Task to carry out — Entries follow. Return each line that contains the word "Inggris".

════════

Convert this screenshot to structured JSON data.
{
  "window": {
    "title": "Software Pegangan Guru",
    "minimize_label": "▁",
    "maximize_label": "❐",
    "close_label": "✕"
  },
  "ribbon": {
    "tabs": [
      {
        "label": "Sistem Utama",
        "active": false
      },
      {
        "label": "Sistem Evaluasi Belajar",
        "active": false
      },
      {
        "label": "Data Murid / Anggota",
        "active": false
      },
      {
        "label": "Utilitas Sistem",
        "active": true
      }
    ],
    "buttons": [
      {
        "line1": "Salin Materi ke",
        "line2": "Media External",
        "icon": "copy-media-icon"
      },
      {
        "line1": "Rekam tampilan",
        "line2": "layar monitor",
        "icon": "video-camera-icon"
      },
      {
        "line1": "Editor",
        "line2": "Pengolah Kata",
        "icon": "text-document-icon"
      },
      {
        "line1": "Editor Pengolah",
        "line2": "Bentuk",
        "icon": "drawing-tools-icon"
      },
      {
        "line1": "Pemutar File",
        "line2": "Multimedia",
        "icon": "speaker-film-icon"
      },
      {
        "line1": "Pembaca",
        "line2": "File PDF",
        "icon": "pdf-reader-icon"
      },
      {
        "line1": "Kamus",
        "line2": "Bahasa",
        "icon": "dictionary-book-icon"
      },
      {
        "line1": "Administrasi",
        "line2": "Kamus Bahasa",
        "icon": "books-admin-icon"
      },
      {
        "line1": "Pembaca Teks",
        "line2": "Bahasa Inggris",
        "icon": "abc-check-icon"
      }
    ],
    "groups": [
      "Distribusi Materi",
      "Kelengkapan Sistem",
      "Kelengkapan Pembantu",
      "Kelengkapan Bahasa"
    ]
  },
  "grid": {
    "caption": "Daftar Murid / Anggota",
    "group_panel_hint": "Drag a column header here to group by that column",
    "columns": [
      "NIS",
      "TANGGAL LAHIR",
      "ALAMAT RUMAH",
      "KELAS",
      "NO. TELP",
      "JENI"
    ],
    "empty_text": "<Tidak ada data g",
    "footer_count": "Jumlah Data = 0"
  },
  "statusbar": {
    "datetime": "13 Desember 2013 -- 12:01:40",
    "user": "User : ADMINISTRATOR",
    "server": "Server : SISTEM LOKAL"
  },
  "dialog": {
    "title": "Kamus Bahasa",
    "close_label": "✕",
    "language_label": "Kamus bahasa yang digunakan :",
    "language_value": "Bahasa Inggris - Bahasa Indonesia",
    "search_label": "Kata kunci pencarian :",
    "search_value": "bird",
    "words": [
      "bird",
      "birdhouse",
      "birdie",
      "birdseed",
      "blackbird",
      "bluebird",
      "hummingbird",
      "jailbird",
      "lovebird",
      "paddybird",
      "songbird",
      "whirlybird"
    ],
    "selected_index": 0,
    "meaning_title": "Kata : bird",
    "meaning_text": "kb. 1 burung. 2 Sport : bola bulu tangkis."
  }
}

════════

Output for this exercise —
        "line2": "Bahasa Inggris",
    "language_value": "Bahasa Inggris - Bahasa Indonesia",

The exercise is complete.